──────── Given records
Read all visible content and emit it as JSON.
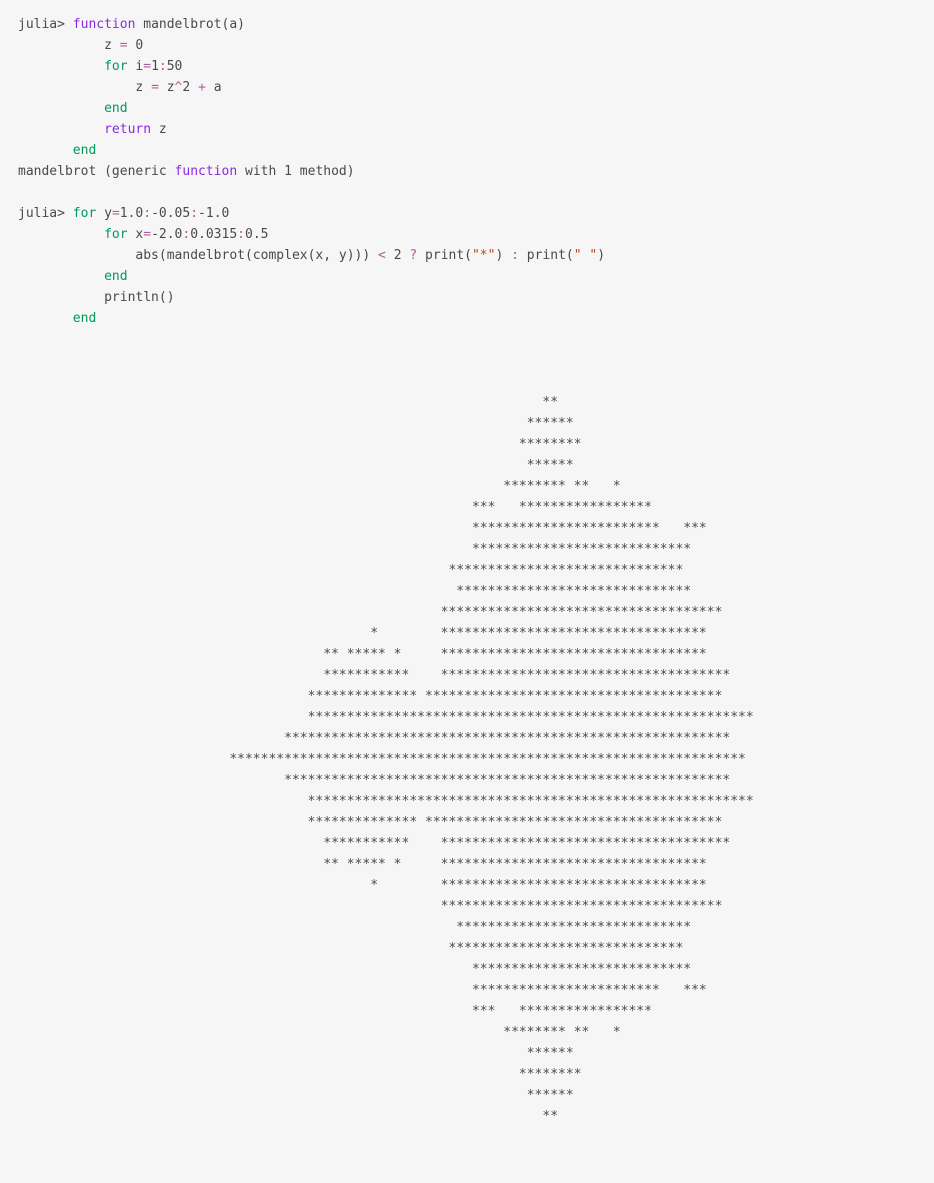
{
  "repl": {
    "prompt": "julia>",
    "block1": {
      "line1_kw_function": "function",
      "line1_rest": " mandelbrot(a)",
      "line2_var": "z ",
      "line2_eq": "=",
      "line2_val": " 0",
      "line3_for": "for",
      "line3_iter": " i",
      "line3_eq": "=",
      "line3_range_a": "1",
      "line3_colon": ":",
      "line3_range_b": "50",
      "line4_pre": "z ",
      "line4_eq": "=",
      "line4_mid": " z",
      "line4_caret": "^",
      "line4_two": "2",
      "line4_plus": " + ",
      "line4_a": "a",
      "line5_end": "end",
      "line6_return": "return",
      "line6_z": " z",
      "line7_end": "end",
      "result_pre": "mandelbrot (generic ",
      "result_fn": "function",
      "result_post": " with 1 method)"
    },
    "block2": {
      "line1_for": "for",
      "line1_y": " y",
      "line1_eq": "=",
      "line1_a": "1.0",
      "line1_c1": ":",
      "line1_b": "-0.05",
      "line1_c2": ":",
      "line1_c": "-1.0",
      "line2_for": "for",
      "line2_x": " x",
      "line2_eq": "=",
      "line2_a": "-2.0",
      "line2_c1": ":",
      "line2_b": "0.0315",
      "line2_c2": ":",
      "line2_c": "0.5",
      "line3_pre": "abs(mandelbrot(complex(x, y))) ",
      "line3_lt": "<",
      "line3_two": " 2 ",
      "line3_q": "?",
      "line3_p1": " print(",
      "line3_s1": "\"*\"",
      "line3_p1c": ") ",
      "line3_colon": ":",
      "line3_p2": " print(",
      "line3_s2": "\" \"",
      "line3_p2c": ")",
      "line4_end": "end",
      "line5_println": "println()",
      "line6_end": "end"
    }
  },
  "output_lines": [
    "                                                                                ",
    "                                                                                ",
    "                                                                                ",
    "                                                                   **           ",
    "                                                                 ******         ",
    "                                                                ********        ",
    "                                                                 ******         ",
    "                                                              ******** **   *   ",
    "                                                          ***   *****************",
    "                                                          ************************   ***",
    "                                                          ****************************",
    "                                                       ******************************",
    "                                                        ******************************",
    "                                                      ************************************",
    "                                             *        **********************************",
    "                                       ** ***** *     **********************************",
    "                                       ***********    *************************************",
    "                                     ************** **************************************",
    "                                     *********************************************************",
    "                                  *********************************************************",
    "                           ******************************************************************",
    "                                  *********************************************************",
    "                                     *********************************************************",
    "                                     ************** **************************************",
    "                                       ***********    *************************************",
    "                                       ** ***** *     **********************************",
    "                                             *        **********************************",
    "                                                      ************************************",
    "                                                        ******************************",
    "                                                       ******************************",
    "                                                          ****************************",
    "                                                          ************************   ***",
    "                                                          ***   *****************",
    "                                                              ******** **   *   ",
    "                                                                 ******         ",
    "                                                                ********        ",
    "                                                                 ******         ",
    "                                                                   **           ",
    "                                                                                ",
    "                                                                                "
  ]
}
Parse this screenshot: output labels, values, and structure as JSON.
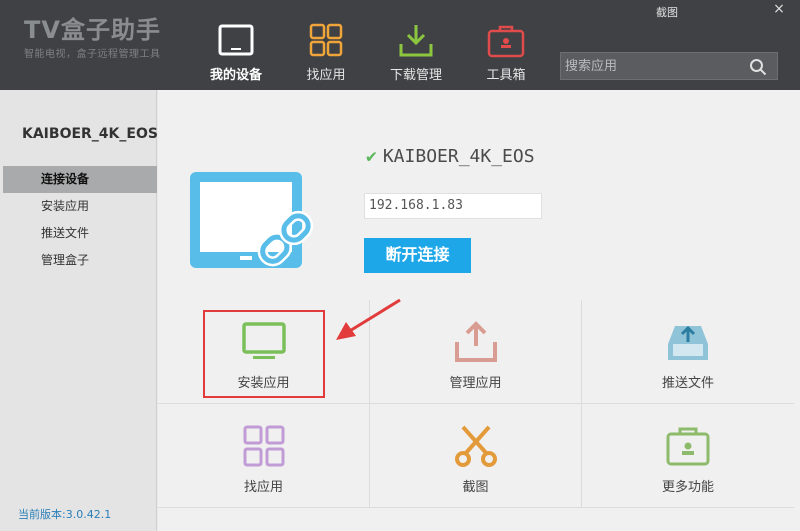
{
  "header": {
    "logo_title": "TV盒子助手",
    "logo_subtitle": "智能电视，盒子远程管理工具",
    "screenshot_label": "截图",
    "close_label": "×",
    "nav": [
      {
        "label": "我的设备",
        "icon": "tv-icon"
      },
      {
        "label": "找应用",
        "icon": "grid-icon"
      },
      {
        "label": "下载管理",
        "icon": "download-icon"
      },
      {
        "label": "工具箱",
        "icon": "toolbox-icon"
      }
    ],
    "search_placeholder": "搜索应用"
  },
  "sidebar": {
    "device_name": "KAIBOER_4K_EOS",
    "items": [
      {
        "label": "连接设备"
      },
      {
        "label": "安装应用"
      },
      {
        "label": "推送文件"
      },
      {
        "label": "管理盒子"
      }
    ],
    "version": "当前版本:3.0.42.1"
  },
  "main": {
    "device_status_name": "KAIBOER_4K_EOS",
    "ip_address": "192.168.1.83",
    "disconnect_label": "断开连接",
    "actions": [
      {
        "label": "安装应用",
        "icon": "monitor-icon",
        "color": "#7bbf5a"
      },
      {
        "label": "管理应用",
        "icon": "upload-icon",
        "color": "#d99c93"
      },
      {
        "label": "推送文件",
        "icon": "inbox-upload-icon",
        "color": "#8fc3d8"
      },
      {
        "label": "找应用",
        "icon": "grid-icon",
        "color": "#c19bd6"
      },
      {
        "label": "截图",
        "icon": "scissors-icon",
        "color": "#e39a3a"
      },
      {
        "label": "更多功能",
        "icon": "briefcase-icon",
        "color": "#8dbb6b"
      }
    ]
  },
  "colors": {
    "header_bg": "#3f4144",
    "accent_blue": "#1ea7e8",
    "highlight_red": "#e23b3b",
    "check_green": "#5cb85c"
  }
}
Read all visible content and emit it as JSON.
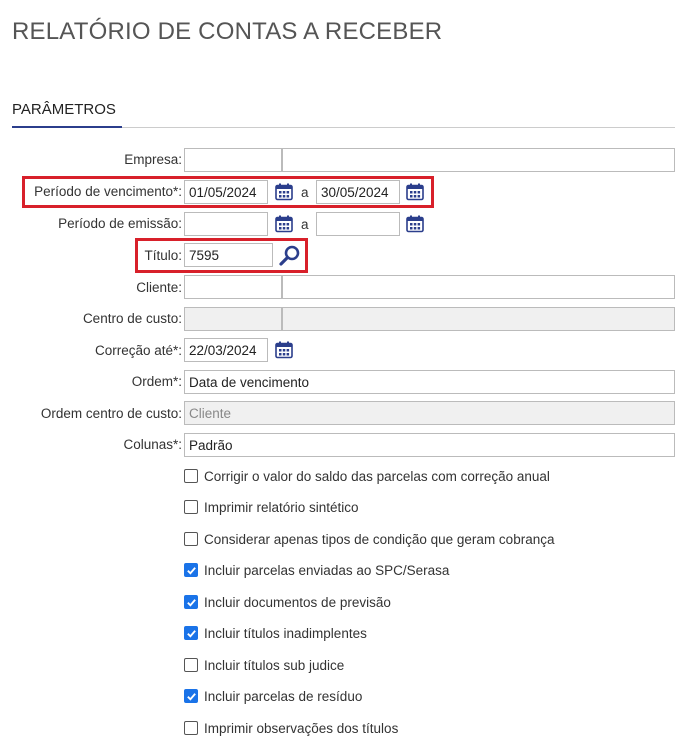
{
  "page_title": "RELATÓRIO DE CONTAS A RECEBER",
  "section_title": "PARÂMETROS",
  "fields": {
    "empresa": {
      "label": "Empresa:",
      "code": "",
      "name": ""
    },
    "periodo_vencimento": {
      "label": "Período de vencimento*:",
      "from": "01/05/2024",
      "separator": "a",
      "to": "30/05/2024"
    },
    "periodo_emissao": {
      "label": "Período de emissão:",
      "from": "",
      "separator": "a",
      "to": ""
    },
    "titulo": {
      "label": "Título:",
      "value": "7595"
    },
    "cliente": {
      "label": "Cliente:",
      "code": "",
      "name": ""
    },
    "centro_custo": {
      "label": "Centro de custo:",
      "code": "",
      "name": ""
    },
    "correcao_ate": {
      "label": "Correção até*:",
      "value": "22/03/2024"
    },
    "ordem": {
      "label": "Ordem*:",
      "value": "Data de vencimento"
    },
    "ordem_centro_custo": {
      "label": "Ordem centro de custo:",
      "value": "Cliente"
    },
    "colunas": {
      "label": "Colunas*:",
      "value": "Padrão"
    }
  },
  "checkboxes": [
    {
      "label": "Corrigir o valor do saldo das parcelas com correção anual",
      "checked": false
    },
    {
      "label": "Imprimir relatório sintético",
      "checked": false
    },
    {
      "label": "Considerar apenas tipos de condição que geram cobrança",
      "checked": false
    },
    {
      "label": "Incluir parcelas enviadas ao SPC/Serasa",
      "checked": true
    },
    {
      "label": "Incluir documentos de previsão",
      "checked": true
    },
    {
      "label": "Incluir títulos inadimplentes",
      "checked": true
    },
    {
      "label": "Incluir títulos sub judice",
      "checked": false
    },
    {
      "label": "Incluir parcelas de resíduo",
      "checked": true
    },
    {
      "label": "Imprimir observações dos títulos",
      "checked": false
    }
  ],
  "colors": {
    "accent": "#2b3e8c",
    "highlight": "#d8202a",
    "checkbox_on": "#1a73e8"
  }
}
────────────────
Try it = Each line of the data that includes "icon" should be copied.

Exercise output =
        "icon": "tv-icon"
        "icon": "grid-icon"
        "icon": "download-icon"
        "icon": "toolbox-icon"
        "icon": "monitor-icon",
        "icon": "upload-icon",
        "icon": "inbox-upload-icon",
        "icon": "grid-icon",
        "icon": "scissors-icon",
        "icon": "briefcase-icon",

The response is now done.